I’ve examined several clients. In the process, I’ve learned a bit about BOSH (the standardized method for using XMPP over HTTP), about Apache’s mod_redirect, and a bit about rules for doing cross-domain xmlHttpRequests in Javascript.

The only serious contender for the throne of the best open easily deployable web-based XMPP client is JWChat. This is a venerable old client which creates a popup and behaves much like a typical desktop IM client. This means it was unsuitable; there is no easy way to embed it in a page, yet preserve its state upon page switching.

This is actually the biggest problem I came upon. There seems to be no XMPP client nor library written in Javascript that can trivially handle page switching (which means destroying entire Javascript context); you cannot trivially serialize their state. Which is why I’m proud to announce a custom-made client, Z-XMPP. It’s already available for preview on, and will soon be available for preview on ZATEMAS. Its license is currently a custom one, hand-written, and most definitely not satisfying any open source/free software definition. That will change soon, as soon as I pick the right license.

That brings us to the other part of the XMPP stack. Which server to pick? Which BOSH connection manager to pick?

There are, really, two contestants in my arena when it comes to a server. First one is a veteran of XMPP, ejabberd. ejabberd is written in Erlang, and is massively scalable. It’s trivial to install and configure in Debian, and it supports a lot of cool features out of the box. It supports something called “shared rosters”, which basically means you can create groups in people’s contact lists that you, as the admin, can enforce to contain whomever you want. You can force people, for example, to see everyone else working in the company. This is a critical feature for ZATEMAS, just as is so-called “external authentication”. What I’m missing here is: external auth does not support fetching any attribute apart from basic operations with passwords (is it correct? please change it!), and vCard cannot be created from command line, only updated. This means I cannot trivially set people’s real names during an update run.

Obviously, ejabberd has flaws, and I cannot easily update it since Erlang is a language fundamentally different from any other I worked with.

So the second contender is a server I discovered only tonight. It’s Prosody, an extremely lightweight XMPP server written in Lua by a bunch of very friendly folks. I really like the attitude and personal approach the principal author of Prosody has, but that’s not all. Server’s source code looks extremely well organized, the server is quite featureful, and most importantly, it’s written in a language that mere mortals can understand. I’m not a big fan of Lua, but I can read it, and I can update it, especially when it’s so well written as Prosody seems to be.
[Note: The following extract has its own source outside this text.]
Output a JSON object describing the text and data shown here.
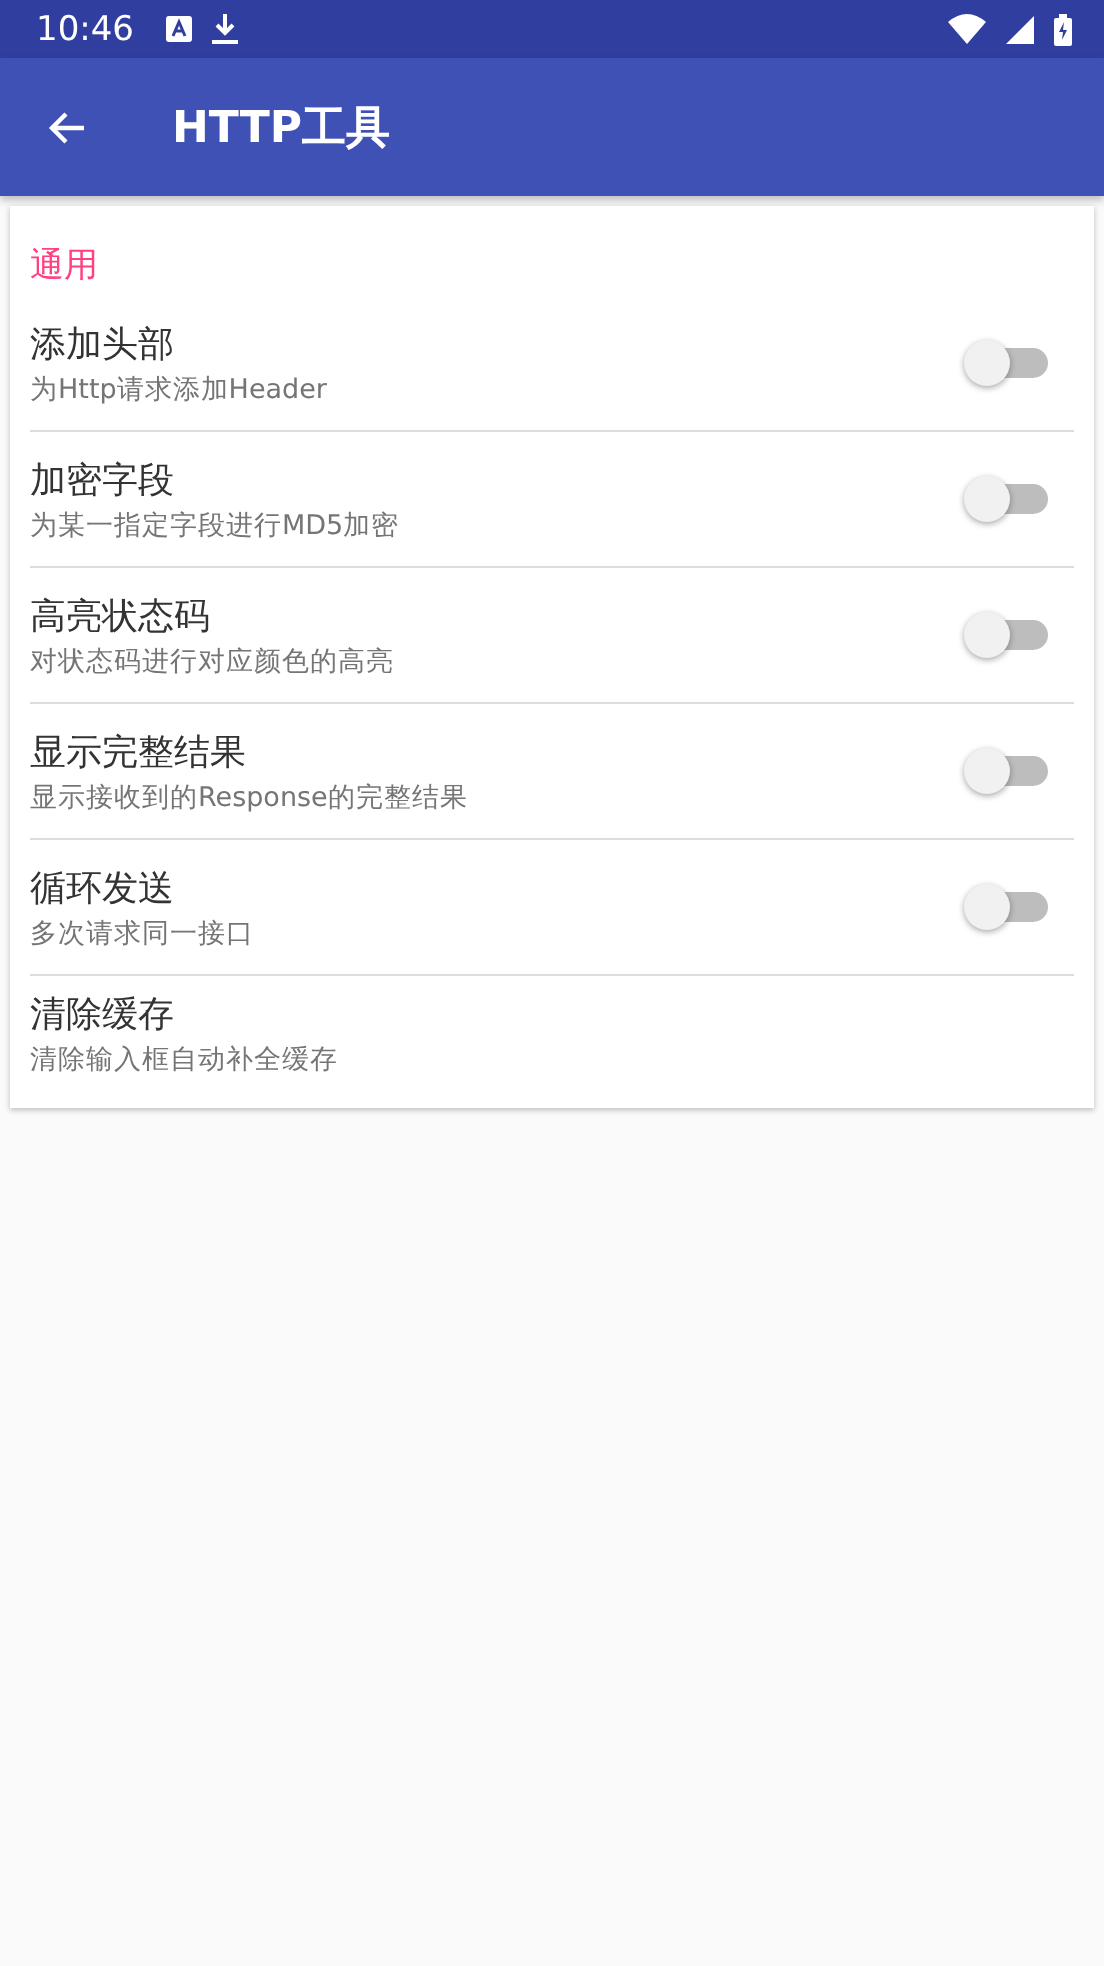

I’m currently not very familiar with Prosody, but the fact that I managed to set it up very quickly and that it starts up momentarily… well, I think that we can hack a ZATEMAS-based external authentication module into it! Also, I think I might be able to better add my own debug functions, to easily see what I did wrong while developing my client.

Both ejabberd and Prosody come with a BOSH connection manager (the thing that translates HTTP requests into a continuous XMPP stream; a continuous XMPP TCP stream is something you cannot achieve from the web). So why another one?

Well, perhaps you want to log into Google Talk!

Yep, folks, that’s what PunJab allows: have your BOSH-based client log into any XMPP server. I must say I like PunJab; it’s written in Python. Despite that, its internals seem a bit less clear than Prosody’s, yet still manageable. PunJab does its job and does it extremely well.

So there you have it. Perhaps we’ll soon have an opportunity to talk about how to install Z-XMPP instead of just talking about why and how I’m working on an IM service 🙂

Until next time!

After MySQL upgrade on OS X, all tables are missing

When upgrading MySQL on OS X (anno domini 2010),  I learned the hard way that the “data” folder containing your databases and tables does not get moved. Look into /usr/local; you will probably have the old mysql-* folder there containing just the “data” folder. /usr/local/mysql is a symlink to the current MySQL installation, so move its data folder elsewhere, and put the old one in there.